[Directions for this task] Each record should be given back exactly, with none missing.

[Data extract]
⟨

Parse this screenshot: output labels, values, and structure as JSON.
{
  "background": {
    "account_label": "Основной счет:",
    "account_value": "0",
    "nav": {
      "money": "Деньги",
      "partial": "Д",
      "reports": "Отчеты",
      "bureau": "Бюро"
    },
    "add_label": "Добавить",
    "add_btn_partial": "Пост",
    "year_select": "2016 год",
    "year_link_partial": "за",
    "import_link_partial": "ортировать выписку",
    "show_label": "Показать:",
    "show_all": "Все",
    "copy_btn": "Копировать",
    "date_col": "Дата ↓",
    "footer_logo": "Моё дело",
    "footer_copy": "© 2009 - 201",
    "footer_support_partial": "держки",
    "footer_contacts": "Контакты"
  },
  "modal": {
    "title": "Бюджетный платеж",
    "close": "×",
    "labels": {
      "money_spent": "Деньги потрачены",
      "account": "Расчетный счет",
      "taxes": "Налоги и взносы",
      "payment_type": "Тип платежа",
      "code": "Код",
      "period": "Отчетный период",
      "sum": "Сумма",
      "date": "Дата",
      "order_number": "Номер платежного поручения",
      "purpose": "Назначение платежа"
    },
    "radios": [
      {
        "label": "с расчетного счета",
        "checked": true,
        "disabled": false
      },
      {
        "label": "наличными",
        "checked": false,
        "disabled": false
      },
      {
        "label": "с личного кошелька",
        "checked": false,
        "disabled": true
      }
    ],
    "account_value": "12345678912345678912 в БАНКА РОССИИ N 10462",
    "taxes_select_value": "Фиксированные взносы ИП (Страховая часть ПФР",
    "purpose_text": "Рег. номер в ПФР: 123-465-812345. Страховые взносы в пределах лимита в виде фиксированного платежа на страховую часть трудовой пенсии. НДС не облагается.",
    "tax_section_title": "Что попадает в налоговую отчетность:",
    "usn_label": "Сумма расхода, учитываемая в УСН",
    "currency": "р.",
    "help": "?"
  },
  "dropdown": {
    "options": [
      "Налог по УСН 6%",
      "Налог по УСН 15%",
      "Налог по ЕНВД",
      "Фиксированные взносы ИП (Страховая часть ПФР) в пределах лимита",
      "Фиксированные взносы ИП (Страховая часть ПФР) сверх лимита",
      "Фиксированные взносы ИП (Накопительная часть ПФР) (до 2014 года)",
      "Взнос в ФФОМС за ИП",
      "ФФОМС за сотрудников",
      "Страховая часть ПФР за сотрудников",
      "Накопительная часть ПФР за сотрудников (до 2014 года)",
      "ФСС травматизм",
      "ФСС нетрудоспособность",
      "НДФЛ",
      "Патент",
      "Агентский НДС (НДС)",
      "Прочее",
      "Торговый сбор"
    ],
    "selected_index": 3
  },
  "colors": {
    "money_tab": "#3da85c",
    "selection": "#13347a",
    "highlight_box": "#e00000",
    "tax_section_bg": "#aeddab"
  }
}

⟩

[Exercise answer]
Parse this screenshot: output labels, values, and structure as JSON.
{
  "background": {
    "account_label": "Основной счет:",
    "account_value": "0",
    "nav": {
      "money": "Деньги",
      "partial": "Д",
      "reports": "Отчеты",
      "bureau": "Бюро"
    },
    "add_label": "Добавить",
    "add_btn_partial": "Пост",
    "year_select": "2016 год",
    "year_link_partial": "за",
    "import_link_partial": "ортировать выписку",
    "show_label": "Показать:",
    "show_all": "Все",
    "copy_btn": "Копировать",
    "date_col": "Дата ↓",
    "footer_logo": "Моё дело",
    "footer_copy": "© 2009 - 201",
    "footer_support_partial": "держки",
    "footer_contacts": "Контакты"
  },
  "modal": {
    "title": "Бюджетный платеж",
    "close": "×",
    "labels": {
      "money_spent": "Деньги потрачены",
      "account": "Расчетный счет",
      "taxes": "Налоги и взносы",
      "payment_type": "Тип платежа",
      "code": "Код",
      "period": "Отчетный период",
      "sum": "Сумма",
      "date": "Дата",
      "order_number": "Номер платежного поручения",
      "purpose": "Назначение платежа"
    },
    "radios": [
      {
        "label": "с расчетного счета",
        "checked": true,
        "disabled": false
      },
      {
        "label": "наличными",
        "checked": false,
        "disabled": false
      },
      {
        "label": "с личного кошелька",
        "checked": false,
        "disabled": true
      }
    ],
    "account_value": "12345678912345678912 в БАНКА РОССИИ N 10462",
    "taxes_select_value": "Фиксированные взносы ИП (Страховая часть ПФР",
    "purpose_text": "Рег. номер в ПФР: 123-465-812345. Страховые взносы в пределах лимита в виде фиксированного платежа на страховую часть трудовой пенсии. НДС не облагается.",
    "tax_section_title": "Что попадает в налоговую отчетность:",
    "usn_label": "Сумма расхода, учитываемая в УСН",
    "currency": "р.",
    "help": "?"
  },
  "dropdown": {
    "options": [
      "Налог по УСН 6%",
      "Налог по УСН 15%",
      "Налог по ЕНВД",
      "Фиксированные взносы ИП (Страховая часть ПФР) в пределах лимита",
      "Фиксированные взносы ИП (Страховая часть ПФР) сверх лимита",
      "Фиксированные взносы ИП (Накопительная часть ПФР) (до 2014 года)",
      "Взнос в ФФОМС за ИП",
      "ФФОМС за сотрудников",
      "Страховая часть ПФР за сотрудников",
      "Накопительная часть ПФР за сотрудников (до 2014 года)",
      "ФСС травматизм",
      "ФСС нетрудоспособность",
      "НДФЛ",
      "Патент",
      "Агентский НДС (НДС)",
      "Прочее",
      "Торговый сбор"
    ],
    "selected_index": 3
  },
  "colors": {
    "money_tab": "#3da85c",
    "selection": "#13347a",
    "highlight_box": "#e00000",
    "tax_section_bg": "#aeddab"
  }
}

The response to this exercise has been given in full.